Austin (see above right -- he's much handsomer in person) didn't even want to walk around the beautiful big park we stopped in.

Elaine (left, obviously) looked cool, as always, and brought a picnic of goodies. (MEG -- I finished all the cookies tonight!)

That plate was made by her eldest when the kids were young. Yes, I saw the one that my wonderful husband made when he was maybe 4. Caterpillaresque.

Tonight we're walking distance from Opryland and the Grand Ole Opry, but are sleeping rather than walking. Tomorrow, God willing, Asheville.

The chains remain the same

7:14 Oklahoma City

The sun rose late today,just a half hour or so ago. Starbucks, 1.2 miles away next to a hwy entrance,opens at 5:30. It looked closed -- no cars. But Heather's half-caf and my double venti nonfat misto were ready lickety-split, one of the advantages of an empty store. This is the second empty Starbucks I've ever seen, the first being yesterday in Tecumcari, NM.

It's 81 degrees. We have the windows open because it's so cool.

No, I have never said or written "lickety-split" before. All kinds of firsts are happening.

Friday, August 01, 2008

Where do terrorists come from?

We're in Oklahoma City tonight, home of the Redhawks, the Will Rogers Park and Horticultural Gardens, and the National Cowboy & Western Heritage Museum.

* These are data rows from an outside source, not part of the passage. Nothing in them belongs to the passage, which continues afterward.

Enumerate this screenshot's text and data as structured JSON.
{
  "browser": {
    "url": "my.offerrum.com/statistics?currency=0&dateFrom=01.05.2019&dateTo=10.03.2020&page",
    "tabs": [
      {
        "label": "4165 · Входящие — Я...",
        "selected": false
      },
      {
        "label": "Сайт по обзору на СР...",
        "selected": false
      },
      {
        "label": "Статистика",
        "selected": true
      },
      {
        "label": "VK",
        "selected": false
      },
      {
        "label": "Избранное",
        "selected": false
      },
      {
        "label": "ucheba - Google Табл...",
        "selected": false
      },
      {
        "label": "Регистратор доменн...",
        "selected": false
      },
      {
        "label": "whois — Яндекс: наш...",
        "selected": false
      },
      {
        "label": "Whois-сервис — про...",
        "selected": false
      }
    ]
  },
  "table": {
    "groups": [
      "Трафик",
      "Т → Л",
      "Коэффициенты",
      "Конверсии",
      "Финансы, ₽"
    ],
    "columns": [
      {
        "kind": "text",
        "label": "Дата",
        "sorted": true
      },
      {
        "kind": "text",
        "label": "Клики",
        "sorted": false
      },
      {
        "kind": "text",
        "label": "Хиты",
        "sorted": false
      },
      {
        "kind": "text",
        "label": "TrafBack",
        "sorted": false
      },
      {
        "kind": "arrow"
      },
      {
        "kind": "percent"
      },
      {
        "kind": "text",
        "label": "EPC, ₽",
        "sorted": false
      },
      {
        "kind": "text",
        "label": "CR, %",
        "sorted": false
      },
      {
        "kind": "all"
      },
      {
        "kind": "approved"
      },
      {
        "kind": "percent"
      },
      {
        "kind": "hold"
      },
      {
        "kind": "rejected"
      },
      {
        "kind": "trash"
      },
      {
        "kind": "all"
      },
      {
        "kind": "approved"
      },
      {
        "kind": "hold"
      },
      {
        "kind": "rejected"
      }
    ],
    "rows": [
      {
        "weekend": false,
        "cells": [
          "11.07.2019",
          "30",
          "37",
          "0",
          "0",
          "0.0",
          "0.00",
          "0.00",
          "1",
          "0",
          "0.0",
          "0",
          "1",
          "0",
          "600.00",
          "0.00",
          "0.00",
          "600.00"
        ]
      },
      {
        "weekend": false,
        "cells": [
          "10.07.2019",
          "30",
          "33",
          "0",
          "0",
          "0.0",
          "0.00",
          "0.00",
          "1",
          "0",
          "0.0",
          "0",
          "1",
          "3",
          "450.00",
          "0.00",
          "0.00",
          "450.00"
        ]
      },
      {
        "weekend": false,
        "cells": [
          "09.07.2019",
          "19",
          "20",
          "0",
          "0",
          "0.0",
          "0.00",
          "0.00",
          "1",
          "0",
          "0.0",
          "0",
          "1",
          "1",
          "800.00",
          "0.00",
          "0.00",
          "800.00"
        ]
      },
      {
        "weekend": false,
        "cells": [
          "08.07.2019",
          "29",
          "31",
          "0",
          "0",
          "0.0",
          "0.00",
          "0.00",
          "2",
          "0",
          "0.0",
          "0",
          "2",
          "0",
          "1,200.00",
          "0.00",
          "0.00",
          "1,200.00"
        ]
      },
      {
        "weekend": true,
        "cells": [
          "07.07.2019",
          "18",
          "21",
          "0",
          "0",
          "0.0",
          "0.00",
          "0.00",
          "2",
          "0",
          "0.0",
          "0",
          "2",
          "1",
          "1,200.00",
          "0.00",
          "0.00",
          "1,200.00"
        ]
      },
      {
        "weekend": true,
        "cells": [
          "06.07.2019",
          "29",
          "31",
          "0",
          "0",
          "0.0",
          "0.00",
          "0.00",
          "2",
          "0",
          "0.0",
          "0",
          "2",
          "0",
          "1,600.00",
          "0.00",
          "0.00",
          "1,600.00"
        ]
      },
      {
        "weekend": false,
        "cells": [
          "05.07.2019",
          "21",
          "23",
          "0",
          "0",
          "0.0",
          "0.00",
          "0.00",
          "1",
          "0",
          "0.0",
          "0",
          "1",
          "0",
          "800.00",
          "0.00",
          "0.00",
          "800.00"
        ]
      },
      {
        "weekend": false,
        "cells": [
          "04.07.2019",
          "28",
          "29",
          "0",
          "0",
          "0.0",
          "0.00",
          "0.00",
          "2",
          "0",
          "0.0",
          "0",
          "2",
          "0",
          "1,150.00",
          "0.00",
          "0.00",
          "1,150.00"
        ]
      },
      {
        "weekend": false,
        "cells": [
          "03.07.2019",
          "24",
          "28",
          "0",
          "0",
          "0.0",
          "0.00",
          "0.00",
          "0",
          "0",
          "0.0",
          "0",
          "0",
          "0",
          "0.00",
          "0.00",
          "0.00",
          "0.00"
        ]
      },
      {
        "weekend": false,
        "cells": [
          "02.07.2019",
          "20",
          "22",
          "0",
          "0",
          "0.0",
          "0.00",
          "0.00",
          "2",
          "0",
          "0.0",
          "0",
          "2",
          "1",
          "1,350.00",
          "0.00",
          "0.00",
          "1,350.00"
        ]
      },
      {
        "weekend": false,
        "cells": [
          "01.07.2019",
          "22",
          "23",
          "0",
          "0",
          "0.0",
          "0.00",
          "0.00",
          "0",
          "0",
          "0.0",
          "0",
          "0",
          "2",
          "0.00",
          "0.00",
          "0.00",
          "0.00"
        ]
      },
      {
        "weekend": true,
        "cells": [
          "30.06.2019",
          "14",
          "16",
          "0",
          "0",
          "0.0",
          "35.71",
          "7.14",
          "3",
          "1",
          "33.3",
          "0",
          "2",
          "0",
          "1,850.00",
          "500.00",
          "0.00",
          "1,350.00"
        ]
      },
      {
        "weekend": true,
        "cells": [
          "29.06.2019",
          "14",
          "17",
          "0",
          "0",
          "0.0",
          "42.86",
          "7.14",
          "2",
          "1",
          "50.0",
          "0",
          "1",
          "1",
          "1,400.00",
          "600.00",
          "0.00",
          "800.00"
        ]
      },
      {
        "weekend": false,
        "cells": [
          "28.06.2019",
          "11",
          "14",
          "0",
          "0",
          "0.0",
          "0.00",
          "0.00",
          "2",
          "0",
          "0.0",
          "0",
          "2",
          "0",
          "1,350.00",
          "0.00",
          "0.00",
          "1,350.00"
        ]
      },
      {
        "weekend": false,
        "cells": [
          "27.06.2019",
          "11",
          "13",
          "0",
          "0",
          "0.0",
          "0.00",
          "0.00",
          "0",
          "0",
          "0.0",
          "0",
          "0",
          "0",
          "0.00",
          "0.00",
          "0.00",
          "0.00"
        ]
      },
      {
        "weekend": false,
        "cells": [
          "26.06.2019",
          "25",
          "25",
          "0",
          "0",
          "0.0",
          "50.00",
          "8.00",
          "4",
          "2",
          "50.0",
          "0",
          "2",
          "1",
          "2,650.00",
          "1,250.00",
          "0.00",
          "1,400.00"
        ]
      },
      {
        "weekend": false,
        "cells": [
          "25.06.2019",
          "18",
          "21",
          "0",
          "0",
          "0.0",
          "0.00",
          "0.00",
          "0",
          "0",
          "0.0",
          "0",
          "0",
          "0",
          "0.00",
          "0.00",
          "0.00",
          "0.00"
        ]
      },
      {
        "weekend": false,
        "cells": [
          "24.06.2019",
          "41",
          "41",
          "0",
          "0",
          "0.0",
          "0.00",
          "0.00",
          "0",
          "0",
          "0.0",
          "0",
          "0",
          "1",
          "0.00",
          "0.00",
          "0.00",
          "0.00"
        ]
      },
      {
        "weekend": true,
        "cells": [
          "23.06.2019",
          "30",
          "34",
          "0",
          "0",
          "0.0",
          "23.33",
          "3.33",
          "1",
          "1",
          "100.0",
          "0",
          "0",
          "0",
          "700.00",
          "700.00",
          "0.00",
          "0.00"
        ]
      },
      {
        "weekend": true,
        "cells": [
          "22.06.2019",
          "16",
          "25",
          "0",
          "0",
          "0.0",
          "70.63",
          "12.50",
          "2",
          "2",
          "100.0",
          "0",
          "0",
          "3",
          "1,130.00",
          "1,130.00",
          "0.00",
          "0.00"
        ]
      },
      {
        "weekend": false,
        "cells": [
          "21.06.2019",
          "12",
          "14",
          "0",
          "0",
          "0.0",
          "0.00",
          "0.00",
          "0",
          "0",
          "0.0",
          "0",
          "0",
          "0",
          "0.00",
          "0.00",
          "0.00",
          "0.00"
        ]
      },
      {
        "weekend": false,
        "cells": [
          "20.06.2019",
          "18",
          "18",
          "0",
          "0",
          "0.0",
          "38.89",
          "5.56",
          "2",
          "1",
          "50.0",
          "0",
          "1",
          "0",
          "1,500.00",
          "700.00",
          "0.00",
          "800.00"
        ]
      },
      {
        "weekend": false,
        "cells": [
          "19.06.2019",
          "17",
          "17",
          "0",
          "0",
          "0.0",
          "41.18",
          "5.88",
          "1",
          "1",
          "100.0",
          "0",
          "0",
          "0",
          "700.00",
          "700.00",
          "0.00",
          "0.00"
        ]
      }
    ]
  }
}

It is also the home of the Oklahoma City National Memorial & Museum. Its tagline is "On American Soil". The home page and front history page tell the story of the bombing of the Murrah federal Building here in 1995, killing 168 people. It is a nice website, and I imagine the memorial itself is quite special.

A couple of mouse clicks down through the History menu options you will find one sentence on the bombing itself:
On the morning of April 19, 1995, Timothy McVeigh parked a rental truck with explosives in front of the complex and, at 9:02am, a massive explosion occurred which sheared the entire north side of the building, killing 168 people.
There are 13 more references to McVeigh, most in the first person remembrances, but that's the only "official" mention. There are 30 references to "terrorist" and 62 to "terrorism". The Memorial has become a center for the study of the "impact of violence" the futility of using violence to affect governments, and "the importance of personal responsibility". Fair enough: the mission is broader than the tragedy that inspired it.

That said: one narrative reference to the terrorist, McVeigh, an Anglo-American. One narrative reference to "domestic terrorism". And 22 to this being a terrorist attack "on American soil". That is, if you missed the reference to McVeigh, and the one to "domestic terrorism", you could easily assume that this was a foreign attack on a national landmark. Even though, of the 335 incidents of terrorist acts in the US logged by the FBI between 1980 and 2000, 250 (75%) were committed by American citizens.

As we crossed the border from Texas to Oklahoma, Heather and I commented that we didn't know much about Oklahoma. Heather knew about Oklahoman Indian branches on her family tree. I knew of the Cheyenne and the Cherokee. We both knew the Rodgers and Hammerstein 1943 musical. And we both remembered the Oklahoma City bombing.

To the dead and the survivors, we remember you.
We remember too that violence and terror live not-so-deeply in our fallen souls.
And we remember that all acts of terror are on domestic soil, all are against our people, for we are all "part of the main", and potential immortal citizens in the Kingdom.